Website and app data records:
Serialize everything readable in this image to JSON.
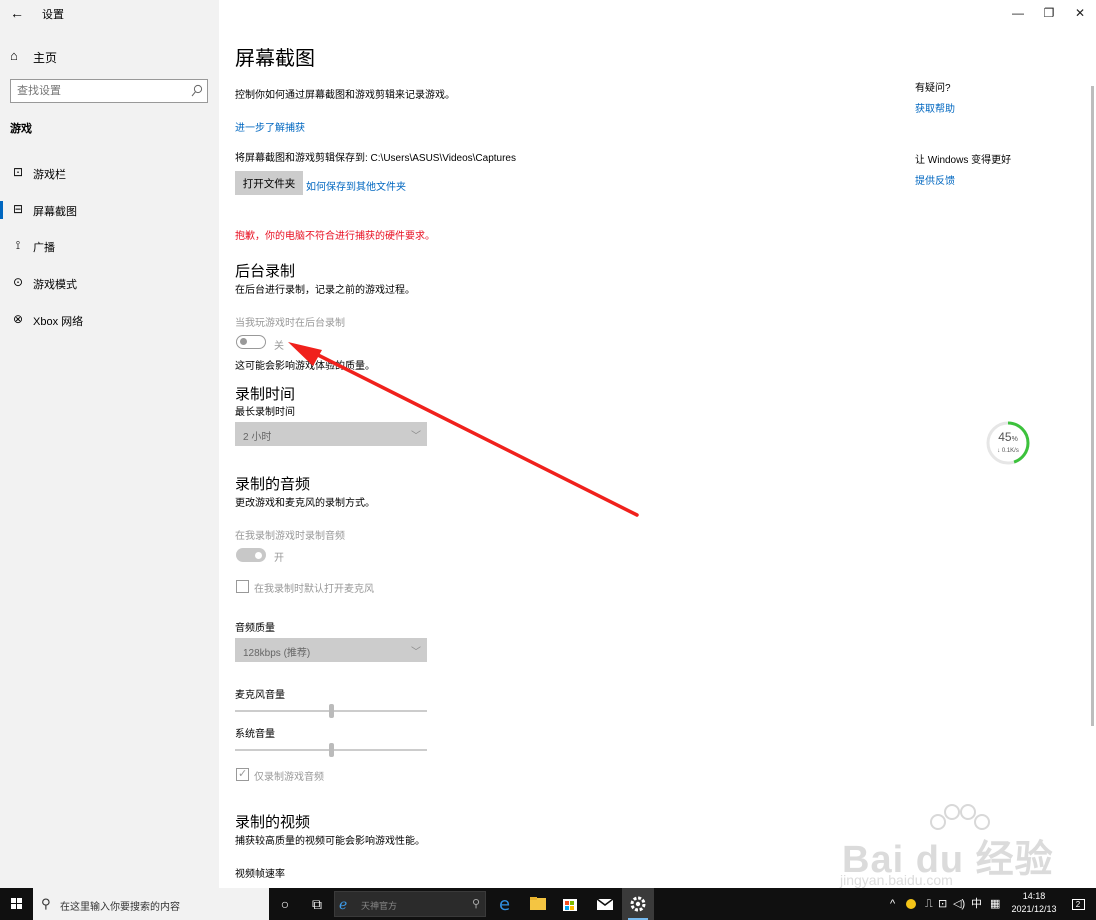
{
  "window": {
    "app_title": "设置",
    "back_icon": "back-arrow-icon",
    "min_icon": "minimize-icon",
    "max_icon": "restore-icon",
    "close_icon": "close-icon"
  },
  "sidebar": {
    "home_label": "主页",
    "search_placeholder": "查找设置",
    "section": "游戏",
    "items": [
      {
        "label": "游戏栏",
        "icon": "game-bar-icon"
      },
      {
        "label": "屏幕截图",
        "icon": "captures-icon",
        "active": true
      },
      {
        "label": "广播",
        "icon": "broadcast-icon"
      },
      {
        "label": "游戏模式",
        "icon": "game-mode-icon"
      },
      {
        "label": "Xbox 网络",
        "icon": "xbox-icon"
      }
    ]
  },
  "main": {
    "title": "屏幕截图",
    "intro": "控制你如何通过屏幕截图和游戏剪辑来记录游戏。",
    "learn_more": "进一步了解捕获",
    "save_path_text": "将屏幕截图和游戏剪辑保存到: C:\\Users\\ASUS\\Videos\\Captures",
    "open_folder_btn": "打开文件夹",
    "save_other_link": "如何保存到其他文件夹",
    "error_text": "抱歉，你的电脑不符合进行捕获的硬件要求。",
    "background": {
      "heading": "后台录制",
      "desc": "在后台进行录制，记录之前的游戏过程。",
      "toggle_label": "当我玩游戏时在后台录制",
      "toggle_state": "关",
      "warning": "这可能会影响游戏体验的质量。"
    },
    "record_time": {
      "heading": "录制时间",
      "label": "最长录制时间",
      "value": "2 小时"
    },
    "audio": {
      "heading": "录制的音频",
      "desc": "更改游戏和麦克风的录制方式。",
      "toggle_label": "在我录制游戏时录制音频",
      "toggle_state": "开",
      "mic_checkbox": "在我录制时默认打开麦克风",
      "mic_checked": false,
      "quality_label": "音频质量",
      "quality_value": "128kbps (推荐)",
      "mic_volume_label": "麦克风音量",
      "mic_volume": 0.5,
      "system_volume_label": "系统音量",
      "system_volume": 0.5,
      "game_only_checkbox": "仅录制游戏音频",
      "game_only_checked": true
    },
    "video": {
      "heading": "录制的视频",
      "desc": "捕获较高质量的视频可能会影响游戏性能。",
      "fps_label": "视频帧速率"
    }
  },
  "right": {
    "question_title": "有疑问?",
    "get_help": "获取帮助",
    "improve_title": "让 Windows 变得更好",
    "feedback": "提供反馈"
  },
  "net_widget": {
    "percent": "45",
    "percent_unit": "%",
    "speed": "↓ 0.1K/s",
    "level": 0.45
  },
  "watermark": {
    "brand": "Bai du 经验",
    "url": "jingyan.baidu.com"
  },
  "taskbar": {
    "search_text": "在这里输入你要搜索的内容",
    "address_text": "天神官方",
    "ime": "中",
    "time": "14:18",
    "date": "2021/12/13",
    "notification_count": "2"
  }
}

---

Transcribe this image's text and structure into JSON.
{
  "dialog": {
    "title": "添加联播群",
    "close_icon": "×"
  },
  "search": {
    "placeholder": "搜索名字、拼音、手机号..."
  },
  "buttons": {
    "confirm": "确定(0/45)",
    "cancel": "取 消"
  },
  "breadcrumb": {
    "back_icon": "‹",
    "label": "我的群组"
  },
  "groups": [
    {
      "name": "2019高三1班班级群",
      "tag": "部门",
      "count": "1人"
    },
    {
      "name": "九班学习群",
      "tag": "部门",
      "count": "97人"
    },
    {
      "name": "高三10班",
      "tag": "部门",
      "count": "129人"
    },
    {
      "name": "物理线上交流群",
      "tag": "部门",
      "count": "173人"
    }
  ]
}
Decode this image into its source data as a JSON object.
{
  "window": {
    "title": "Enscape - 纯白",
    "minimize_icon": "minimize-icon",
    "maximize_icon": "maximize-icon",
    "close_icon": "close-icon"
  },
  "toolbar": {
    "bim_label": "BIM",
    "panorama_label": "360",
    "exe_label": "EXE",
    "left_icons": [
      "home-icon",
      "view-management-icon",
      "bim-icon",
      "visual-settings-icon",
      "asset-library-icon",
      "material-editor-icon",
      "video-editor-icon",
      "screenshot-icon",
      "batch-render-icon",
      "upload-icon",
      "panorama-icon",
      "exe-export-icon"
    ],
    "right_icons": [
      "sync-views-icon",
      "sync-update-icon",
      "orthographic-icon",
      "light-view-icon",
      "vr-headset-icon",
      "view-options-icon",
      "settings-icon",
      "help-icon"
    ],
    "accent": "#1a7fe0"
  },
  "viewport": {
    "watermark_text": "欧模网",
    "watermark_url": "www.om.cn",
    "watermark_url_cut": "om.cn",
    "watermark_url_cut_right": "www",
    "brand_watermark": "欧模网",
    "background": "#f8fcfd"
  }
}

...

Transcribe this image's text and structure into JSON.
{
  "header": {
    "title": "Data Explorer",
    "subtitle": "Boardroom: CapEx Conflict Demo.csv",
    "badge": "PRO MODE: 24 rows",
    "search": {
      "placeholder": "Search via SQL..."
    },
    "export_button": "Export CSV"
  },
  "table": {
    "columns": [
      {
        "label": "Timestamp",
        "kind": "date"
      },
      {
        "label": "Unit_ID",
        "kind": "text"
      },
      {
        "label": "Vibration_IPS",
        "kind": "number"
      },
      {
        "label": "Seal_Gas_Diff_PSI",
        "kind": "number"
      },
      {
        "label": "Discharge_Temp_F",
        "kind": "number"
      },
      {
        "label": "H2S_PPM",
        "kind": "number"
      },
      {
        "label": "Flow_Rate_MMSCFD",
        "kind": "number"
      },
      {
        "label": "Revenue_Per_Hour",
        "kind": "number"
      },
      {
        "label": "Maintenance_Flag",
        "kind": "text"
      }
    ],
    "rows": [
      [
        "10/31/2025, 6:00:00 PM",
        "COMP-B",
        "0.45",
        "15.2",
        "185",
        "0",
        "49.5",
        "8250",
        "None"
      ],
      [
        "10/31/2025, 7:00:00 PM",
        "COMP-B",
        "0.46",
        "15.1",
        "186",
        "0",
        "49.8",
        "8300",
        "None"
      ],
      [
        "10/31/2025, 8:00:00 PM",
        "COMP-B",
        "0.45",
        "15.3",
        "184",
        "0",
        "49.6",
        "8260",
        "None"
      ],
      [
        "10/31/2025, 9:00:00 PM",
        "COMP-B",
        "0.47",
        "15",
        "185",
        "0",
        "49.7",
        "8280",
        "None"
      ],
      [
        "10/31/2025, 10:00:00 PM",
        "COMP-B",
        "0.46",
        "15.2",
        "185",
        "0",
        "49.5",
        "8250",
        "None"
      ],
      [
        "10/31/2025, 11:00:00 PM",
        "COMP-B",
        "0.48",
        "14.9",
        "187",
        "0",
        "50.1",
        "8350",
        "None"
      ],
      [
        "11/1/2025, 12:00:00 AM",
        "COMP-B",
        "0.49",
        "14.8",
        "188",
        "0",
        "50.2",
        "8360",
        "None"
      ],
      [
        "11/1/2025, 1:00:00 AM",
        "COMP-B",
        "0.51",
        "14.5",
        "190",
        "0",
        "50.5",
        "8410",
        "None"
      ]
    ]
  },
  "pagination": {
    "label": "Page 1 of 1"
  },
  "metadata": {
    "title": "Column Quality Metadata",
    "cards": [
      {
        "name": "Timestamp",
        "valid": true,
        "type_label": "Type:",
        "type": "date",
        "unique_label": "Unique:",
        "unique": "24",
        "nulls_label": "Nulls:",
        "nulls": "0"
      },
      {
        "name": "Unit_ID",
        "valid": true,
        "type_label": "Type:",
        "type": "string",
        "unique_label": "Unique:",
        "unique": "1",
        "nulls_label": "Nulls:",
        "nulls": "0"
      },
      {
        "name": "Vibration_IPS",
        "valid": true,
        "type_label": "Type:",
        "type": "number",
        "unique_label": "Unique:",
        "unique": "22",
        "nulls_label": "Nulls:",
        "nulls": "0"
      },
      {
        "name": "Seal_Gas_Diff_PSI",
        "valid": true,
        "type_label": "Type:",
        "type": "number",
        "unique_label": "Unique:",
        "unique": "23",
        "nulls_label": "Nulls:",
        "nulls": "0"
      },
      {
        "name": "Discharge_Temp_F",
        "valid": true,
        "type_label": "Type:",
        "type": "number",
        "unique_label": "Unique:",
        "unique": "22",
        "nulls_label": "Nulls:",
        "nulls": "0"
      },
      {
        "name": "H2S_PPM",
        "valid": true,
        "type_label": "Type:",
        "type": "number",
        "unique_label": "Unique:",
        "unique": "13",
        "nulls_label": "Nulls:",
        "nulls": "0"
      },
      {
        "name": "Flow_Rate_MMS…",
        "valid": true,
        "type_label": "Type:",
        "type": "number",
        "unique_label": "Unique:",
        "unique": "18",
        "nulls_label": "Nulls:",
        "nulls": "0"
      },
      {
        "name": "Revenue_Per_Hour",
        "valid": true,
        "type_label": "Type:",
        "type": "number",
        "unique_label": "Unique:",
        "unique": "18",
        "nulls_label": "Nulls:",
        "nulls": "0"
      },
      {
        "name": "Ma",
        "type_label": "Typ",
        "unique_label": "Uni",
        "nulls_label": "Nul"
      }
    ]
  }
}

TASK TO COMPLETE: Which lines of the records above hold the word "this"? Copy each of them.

RESPONSE BELOW:
Serialize everything readable in this image to JSON.
Transcribe this image's text and structure into JSON.
Decode this image into its source data as a JSON object.
Transcribe this image's text and structure into JSON.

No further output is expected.